Southern Africa Food Security Outlook, June 2018 to January 2019

from Famine Early Warning System Network
Published on 13 Jul 2018 View Original

Early depletion of 2018 staple production by households likely to trigger staple price increases


  • Cereal production for most countries is below-average for the 2018 cropping season due to erratic rains and long dry spells experienced during the 2017/18 rainfall season. Several areas in the region are currently experiencing Crisis (IPC Phase 3) food security outcomes, including parts of southern and western Zimbabwe, eastern and central DRC, southern Mozambique, and southern Madagascar. Current drivers of food insecurity within these countries include below-average household production, low incomes, and continuing conflict.

  • With ongoing harvest activities, much of the remainder of the region is experiencing Minimal (IPC Phase 1) outcomes. However, from September onwards conditions are expected to deteriorate to Stressed (IPC Phase 2) and Crisis ( IPC Phase 3).

  • Market food supplies are stable across the region and carryover stocks from the bumper harvest last season are also helping to stabilize supplies. Currently there are no major trade restrictions across borders, thus maize grain can flow from surplus to deficit areas and countries.
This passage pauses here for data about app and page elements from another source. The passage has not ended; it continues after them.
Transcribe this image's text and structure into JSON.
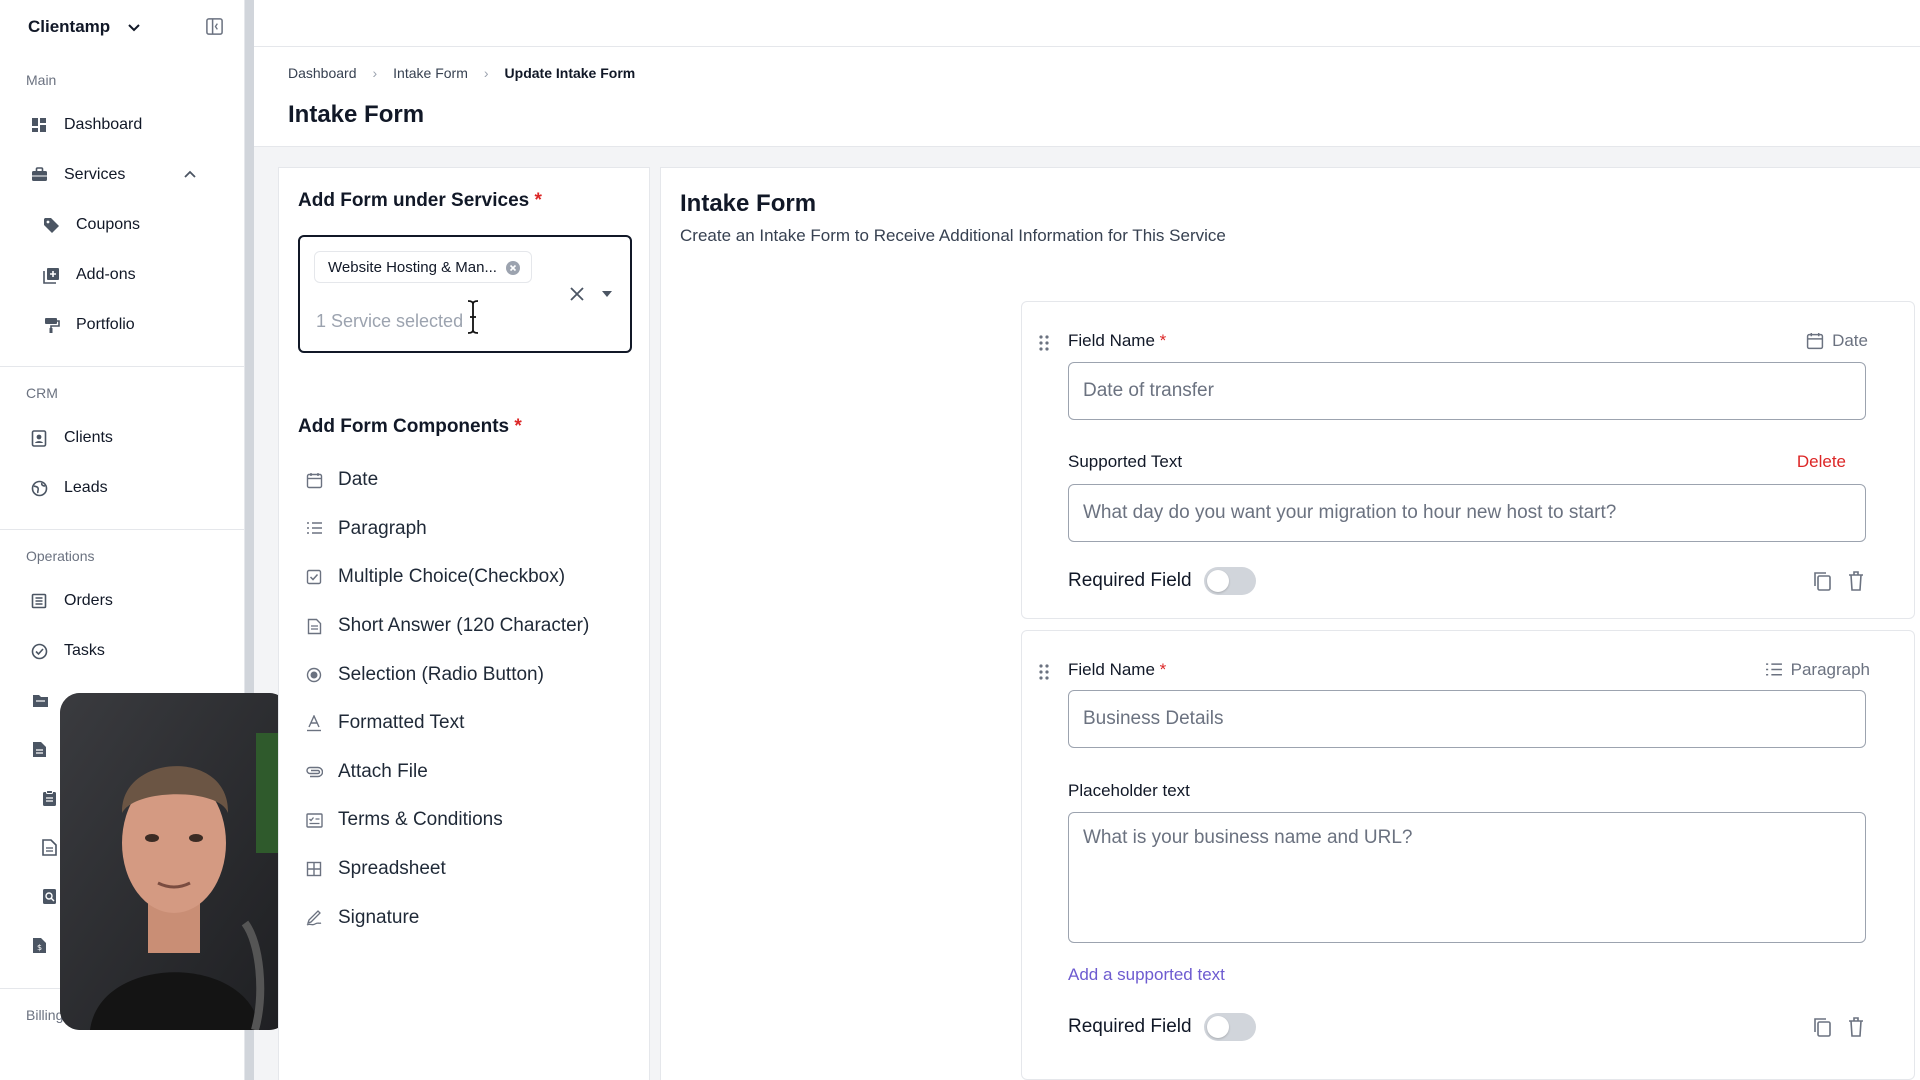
{
  "sidebar": {
    "app_name": "Clientamp",
    "sections": [
      {
        "label": "Main"
      },
      {
        "label": "CRM"
      },
      {
        "label": "Operations"
      },
      {
        "label": "Billing"
      }
    ],
    "main_items": [
      {
        "label": "Dashboard",
        "icon": "grid-icon"
      },
      {
        "label": "Services",
        "icon": "briefcase-icon"
      },
      {
        "label": "Coupons",
        "icon": "tag-icon"
      },
      {
        "label": "Add-ons",
        "icon": "add-box-icon"
      },
      {
        "label": "Portfolio",
        "icon": "paint-roller-icon"
      }
    ],
    "crm_items": [
      {
        "label": "Clients",
        "icon": "contact-card-icon"
      },
      {
        "label": "Leads",
        "icon": "globe-icon"
      }
    ],
    "ops_items": [
      {
        "label": "Orders",
        "icon": "list-icon"
      },
      {
        "label": "Tasks",
        "icon": "check-circle-icon"
      }
    ]
  },
  "breadcrumb": {
    "items": [
      "Dashboard",
      "Intake Form"
    ],
    "current": "Update Intake Form"
  },
  "page_title": "Intake Form",
  "left_panel": {
    "services_title": "Add Form under Services",
    "required_mark": "*",
    "selected_chip": "Website Hosting & Man...",
    "selection_summary": "1 Service selected",
    "components_title": "Add Form Components",
    "components": [
      {
        "label": "Date",
        "icon": "calendar-icon"
      },
      {
        "label": "Paragraph",
        "icon": "paragraph-icon"
      },
      {
        "label": "Multiple Choice(Checkbox)",
        "icon": "checkbox-icon"
      },
      {
        "label": "Short Answer (120 Character)",
        "icon": "document-icon"
      },
      {
        "label": "Selection (Radio Button)",
        "icon": "radio-icon"
      },
      {
        "label": "Formatted Text",
        "icon": "text-format-icon"
      },
      {
        "label": "Attach File",
        "icon": "paperclip-icon"
      },
      {
        "label": "Terms & Conditions",
        "icon": "terms-icon"
      },
      {
        "label": "Spreadsheet",
        "icon": "table-icon"
      },
      {
        "label": "Signature",
        "icon": "signature-icon"
      }
    ]
  },
  "right_panel": {
    "title": "Intake Form",
    "subtitle": "Create an Intake Form to Receive Additional Information for This Service",
    "fields": [
      {
        "field_name_label": "Field Name",
        "type_label": "Date",
        "field_name_value": "Date of transfer",
        "secondary_label": "Supported Text",
        "delete_label": "Delete",
        "secondary_value": "What day do you want your migration to hour new host to start?",
        "required_label": "Required Field",
        "required_on": false
      },
      {
        "field_name_label": "Field Name",
        "type_label": "Paragraph",
        "field_name_value": "Business Details",
        "secondary_label": "Placeholder text",
        "secondary_value": "What is your business name and URL?",
        "add_link": "Add a supported text",
        "required_label": "Required Field",
        "required_on": false
      }
    ]
  },
  "colors": {
    "required": "#dc2626",
    "link": "#6d5bd0",
    "delete": "#dc2626"
  }
}
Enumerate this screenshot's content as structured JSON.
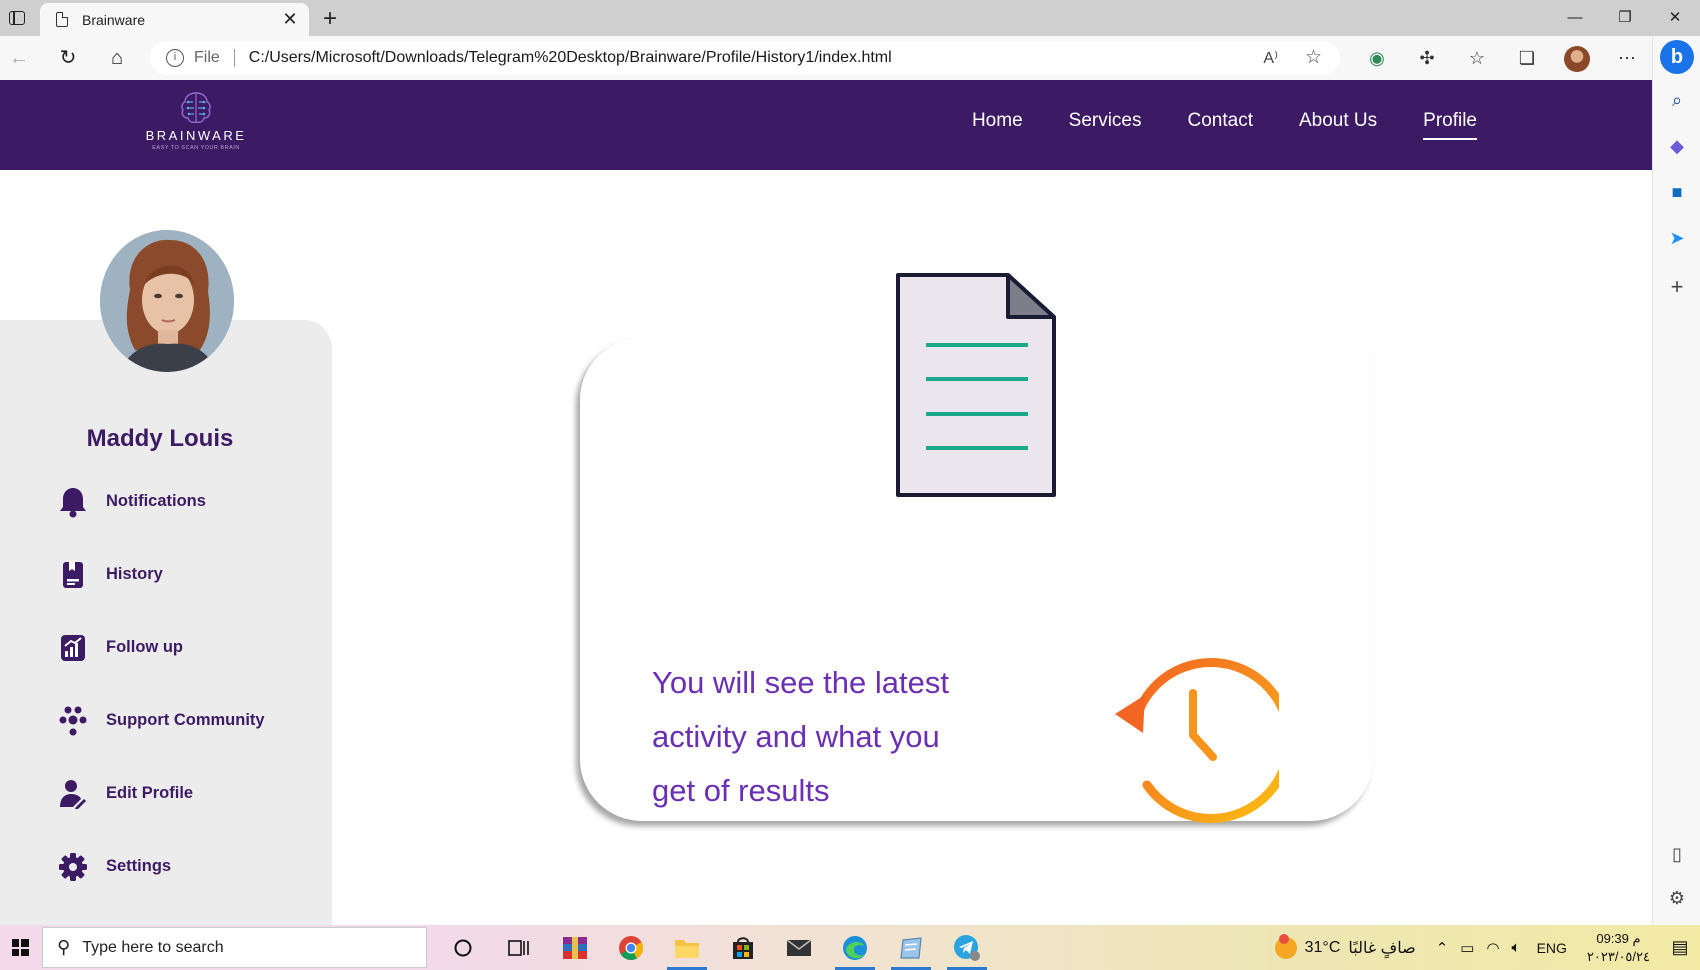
{
  "browser": {
    "tab_title": "Brainware",
    "tab_close": "✕",
    "new_tab": "+",
    "window_controls": {
      "minimize": "—",
      "maximize": "❐",
      "close": "✕"
    },
    "url_scheme_label": "File",
    "url": "C:/Users/Microsoft/Downloads/Telegram%20Desktop/Brainware/Profile/History1/index.html"
  },
  "site": {
    "logo": {
      "name": "BRAINWARE",
      "tagline": "EASY TO SCAN YOUR BRAIN"
    },
    "nav": [
      {
        "label": "Home",
        "active": false
      },
      {
        "label": "Services",
        "active": false
      },
      {
        "label": "Contact",
        "active": false
      },
      {
        "label": "About Us",
        "active": false
      },
      {
        "label": "Profile",
        "active": true
      }
    ],
    "profile": {
      "name": "Maddy Louis",
      "menu": [
        {
          "label": "Notifications",
          "icon": "bell-icon"
        },
        {
          "label": "History",
          "icon": "history-book-icon"
        },
        {
          "label": "Follow up",
          "icon": "chart-icon"
        },
        {
          "label": "Support Community",
          "icon": "community-icon"
        },
        {
          "label": "Edit Profile",
          "icon": "user-edit-icon"
        },
        {
          "label": "Settings",
          "icon": "gear-icon"
        }
      ]
    },
    "history_card": {
      "line1": "You will see the latest",
      "line2": "activity and what you",
      "line3": "get of results"
    }
  },
  "taskbar": {
    "search_placeholder": "Type here to search",
    "temperature": "31°C",
    "condition": "صافٍ غالبًا",
    "language": "ENG",
    "time": "09:39 م",
    "date": "٢٠٢٣/٠٥/٢٤"
  },
  "colors": {
    "brand_purple": "#3d1a64",
    "text_purple": "#6a2fb5",
    "sidebar_bg": "#ececec",
    "doc_lines": "#1aa98a",
    "clock_orange": "#f7941d"
  }
}
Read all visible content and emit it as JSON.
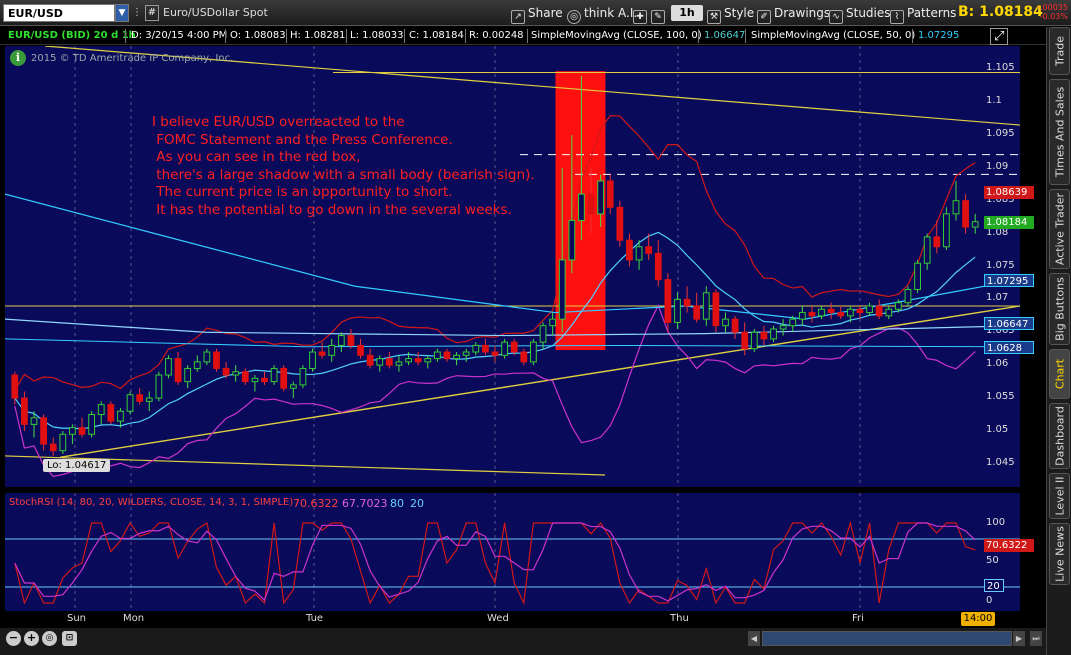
{
  "toolbar": {
    "symbol": "EUR/USD",
    "hash": "#",
    "description": "Euro/USDollar Spot",
    "share": "Share",
    "think": "think A.I.",
    "timeframe": "1h",
    "style": "Style",
    "drawings": "Drawings",
    "studies": "Studies",
    "patterns": "Patterns",
    "bid": "B: 1.08184",
    "change_top": "-.00035",
    "change_bottom": "-0.03%"
  },
  "chart_header": {
    "title": "EUR/USD (BID) 20 d 1h",
    "date": "D: 3/20/15 4:00 PM",
    "open": "O: 1.08083",
    "high": "H: 1.08281",
    "low": "L: 1.08033",
    "close": "C: 1.08184",
    "range": "R: 0.00248",
    "sma100": "SimpleMovingAvg (CLOSE, 100, 0)",
    "sma100_val": "1.06647",
    "sma50": "SimpleMovingAvg (CLOSE, 50, 0)",
    "sma50_val": "1.07295"
  },
  "copyright": "2015 © TD Ameritrade IP Company, Inc.",
  "annotation": "I believe EUR/USD overreacted to the\n FOMC Statement and the Press Conference.\n As you can see in the red box,\n there's a large shadow with a small body (bearish sign).\n The current price is an opportunity to short.\n It has the potential to go down in the several weeks.",
  "low_tag": "Lo: 1.04617",
  "price_scale": [
    "1.105",
    "1.1",
    "1.095",
    "1.09",
    "1.085",
    "1.08",
    "1.075",
    "1.07",
    "1.065",
    "1.06",
    "1.055",
    "1.05",
    "1.045"
  ],
  "price_tags": {
    "upper_band": "1.08639",
    "last": "1.08184",
    "sma50": "1.07295",
    "sma100": "1.06647",
    "lower_band": "1.0628"
  },
  "study": {
    "name": "StochRSI (14, 80, 20, WILDERS, CLOSE, 14, 3, 1, SIMPLE)",
    "k": "70.6322",
    "d": "67.7023",
    "over": "80",
    "under": "20",
    "scale": [
      "100",
      "50",
      "0"
    ],
    "tag_k": "70.6322",
    "tag_under": "20"
  },
  "dates": [
    "Sun",
    "Mon",
    "Tue",
    "Wed",
    "Thu",
    "Fri"
  ],
  "time_tag": "14:00",
  "side_tabs": [
    "Trade",
    "Times And Sales",
    "Active Trader",
    "Big Buttons",
    "Chart",
    "Dashboard",
    "Level II",
    "Live News"
  ],
  "colors": {
    "bg": "#0a0a5a",
    "up": "#33cc33",
    "down": "#e01010",
    "sma50": "#33ccff",
    "sma100": "#4fd0d0",
    "bb": "#d01818",
    "stoch_k": "#d01818",
    "stoch_d": "#cc33cc",
    "trend": "#e0d040"
  },
  "chart_data": {
    "type": "candlestick",
    "ylim": [
      1.043,
      1.107
    ],
    "candles": [
      [
        1.0585,
        1.059,
        1.054,
        1.055
      ],
      [
        1.055,
        1.056,
        1.05,
        1.051
      ],
      [
        1.051,
        1.053,
        1.049,
        1.052
      ],
      [
        1.052,
        1.0525,
        1.047,
        1.048
      ],
      [
        1.048,
        1.049,
        1.0462,
        1.047
      ],
      [
        1.047,
        1.05,
        1.0465,
        1.0495
      ],
      [
        1.0495,
        1.051,
        1.048,
        1.0505
      ],
      [
        1.0505,
        1.052,
        1.049,
        1.0495
      ],
      [
        1.0495,
        1.053,
        1.049,
        1.0525
      ],
      [
        1.0525,
        1.0545,
        1.051,
        1.054
      ],
      [
        1.054,
        1.0545,
        1.051,
        1.0515
      ],
      [
        1.0515,
        1.0535,
        1.0505,
        1.053
      ],
      [
        1.053,
        1.056,
        1.0525,
        1.0555
      ],
      [
        1.0555,
        1.0565,
        1.054,
        1.0545
      ],
      [
        1.0545,
        1.056,
        1.053,
        1.055
      ],
      [
        1.055,
        1.059,
        1.0545,
        1.0585
      ],
      [
        1.0585,
        1.0615,
        1.058,
        1.061
      ],
      [
        1.061,
        1.062,
        1.057,
        1.0575
      ],
      [
        1.0575,
        1.06,
        1.0565,
        1.0595
      ],
      [
        1.0595,
        1.0615,
        1.059,
        1.0605
      ],
      [
        1.0605,
        1.0625,
        1.06,
        1.062
      ],
      [
        1.062,
        1.0625,
        1.059,
        1.0595
      ],
      [
        1.0595,
        1.0605,
        1.058,
        1.0585
      ],
      [
        1.0585,
        1.06,
        1.0575,
        1.059
      ],
      [
        1.059,
        1.0595,
        1.057,
        1.0575
      ],
      [
        1.0575,
        1.0585,
        1.056,
        1.058
      ],
      [
        1.058,
        1.059,
        1.057,
        1.0575
      ],
      [
        1.0575,
        1.06,
        1.057,
        1.0595
      ],
      [
        1.0595,
        1.06,
        1.056,
        1.0565
      ],
      [
        1.0565,
        1.0575,
        1.055,
        1.057
      ],
      [
        1.057,
        1.06,
        1.0565,
        1.0595
      ],
      [
        1.0595,
        1.0625,
        1.059,
        1.062
      ],
      [
        1.062,
        1.0635,
        1.061,
        1.0615
      ],
      [
        1.0615,
        1.064,
        1.0605,
        1.063
      ],
      [
        1.063,
        1.065,
        1.062,
        1.0645
      ],
      [
        1.0645,
        1.0655,
        1.0625,
        1.063
      ],
      [
        1.063,
        1.064,
        1.061,
        1.0615
      ],
      [
        1.0615,
        1.0625,
        1.0595,
        1.06
      ],
      [
        1.06,
        1.0615,
        1.059,
        1.061
      ],
      [
        1.061,
        1.062,
        1.0595,
        1.06
      ],
      [
        1.06,
        1.0615,
        1.059,
        1.0605
      ],
      [
        1.0605,
        1.062,
        1.06,
        1.061
      ],
      [
        1.061,
        1.062,
        1.06,
        1.0605
      ],
      [
        1.0605,
        1.0615,
        1.0595,
        1.061
      ],
      [
        1.061,
        1.0625,
        1.0605,
        1.062
      ],
      [
        1.062,
        1.0625,
        1.0605,
        1.061
      ],
      [
        1.061,
        1.062,
        1.06,
        1.0615
      ],
      [
        1.0615,
        1.0625,
        1.0605,
        1.062
      ],
      [
        1.062,
        1.0635,
        1.0615,
        1.063
      ],
      [
        1.063,
        1.064,
        1.0615,
        1.062
      ],
      [
        1.062,
        1.063,
        1.0605,
        1.0615
      ],
      [
        1.0615,
        1.064,
        1.061,
        1.0635
      ],
      [
        1.0635,
        1.064,
        1.0615,
        1.062
      ],
      [
        1.062,
        1.0625,
        1.06,
        1.0605
      ],
      [
        1.0605,
        1.064,
        1.06,
        1.0635
      ],
      [
        1.0635,
        1.0665,
        1.0625,
        1.066
      ],
      [
        1.066,
        1.068,
        1.0645,
        1.067
      ],
      [
        1.067,
        1.09,
        1.065,
        1.076
      ],
      [
        1.076,
        1.095,
        1.074,
        1.082
      ],
      [
        1.082,
        1.104,
        1.079,
        1.086
      ],
      [
        1.086,
        1.09,
        1.08,
        1.083
      ],
      [
        1.083,
        1.089,
        1.081,
        1.088
      ],
      [
        1.088,
        1.089,
        1.083,
        1.084
      ],
      [
        1.084,
        1.085,
        1.078,
        1.079
      ],
      [
        1.079,
        1.08,
        1.075,
        1.076
      ],
      [
        1.076,
        1.079,
        1.0745,
        1.078
      ],
      [
        1.078,
        1.08,
        1.076,
        1.077
      ],
      [
        1.077,
        1.079,
        1.072,
        1.073
      ],
      [
        1.073,
        1.074,
        1.065,
        1.0665
      ],
      [
        1.0665,
        1.071,
        1.0655,
        1.07
      ],
      [
        1.07,
        1.072,
        1.068,
        1.069
      ],
      [
        1.069,
        1.071,
        1.0665,
        1.067
      ],
      [
        1.067,
        1.072,
        1.066,
        1.071
      ],
      [
        1.071,
        1.0715,
        1.065,
        1.066
      ],
      [
        1.066,
        1.068,
        1.065,
        1.067
      ],
      [
        1.067,
        1.0675,
        1.064,
        1.065
      ],
      [
        1.065,
        1.0665,
        1.0615,
        1.0625
      ],
      [
        1.0625,
        1.0655,
        1.062,
        1.065
      ],
      [
        1.065,
        1.066,
        1.063,
        1.064
      ],
      [
        1.064,
        1.066,
        1.0635,
        1.0655
      ],
      [
        1.0655,
        1.067,
        1.0645,
        1.066
      ],
      [
        1.066,
        1.0675,
        1.065,
        1.067
      ],
      [
        1.067,
        1.069,
        1.066,
        1.068
      ],
      [
        1.068,
        1.069,
        1.0665,
        1.0675
      ],
      [
        1.0675,
        1.069,
        1.067,
        1.0685
      ],
      [
        1.0685,
        1.0695,
        1.067,
        1.068
      ],
      [
        1.068,
        1.069,
        1.067,
        1.0675
      ],
      [
        1.0675,
        1.069,
        1.0665,
        1.0685
      ],
      [
        1.0685,
        1.069,
        1.067,
        1.068
      ],
      [
        1.068,
        1.0695,
        1.0675,
        1.069
      ],
      [
        1.069,
        1.07,
        1.067,
        1.0675
      ],
      [
        1.0675,
        1.069,
        1.067,
        1.0685
      ],
      [
        1.0685,
        1.07,
        1.068,
        1.0695
      ],
      [
        1.0695,
        1.072,
        1.069,
        1.0715
      ],
      [
        1.0715,
        1.076,
        1.071,
        1.0755
      ],
      [
        1.0755,
        1.08,
        1.0745,
        1.0795
      ],
      [
        1.0795,
        1.082,
        1.077,
        1.078
      ],
      [
        1.078,
        1.084,
        1.0775,
        1.083
      ],
      [
        1.083,
        1.088,
        1.082,
        1.085
      ],
      [
        1.085,
        1.086,
        1.08,
        1.081
      ],
      [
        1.081,
        1.083,
        1.08,
        1.0818
      ]
    ]
  }
}
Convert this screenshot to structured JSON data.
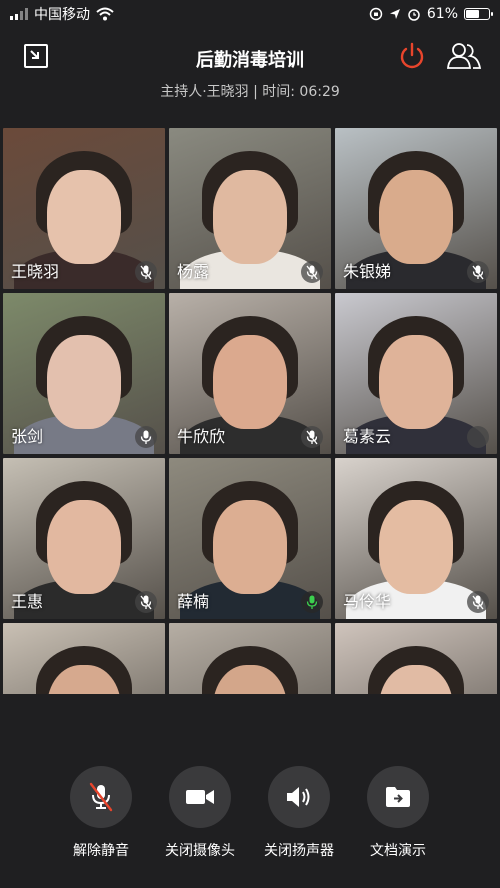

Nonetheless, due to below-average production in parts of the region, cereal supplies are expected to decline earlier than usual, resulting in increased market demand earlier than usual, and food prices increases above what most poor households can afford.

  • Early international forecasts for Southern Africa have indicated that there are increased chances of El Niño-induced below-average rainfall for the 2018-19 rainfall season. This possibility is likely to affect agriculture activities in the coming season including access to labor and wage rates. Compounded by below-average 2018 harvests, the upcoming lean season is likely to be severe.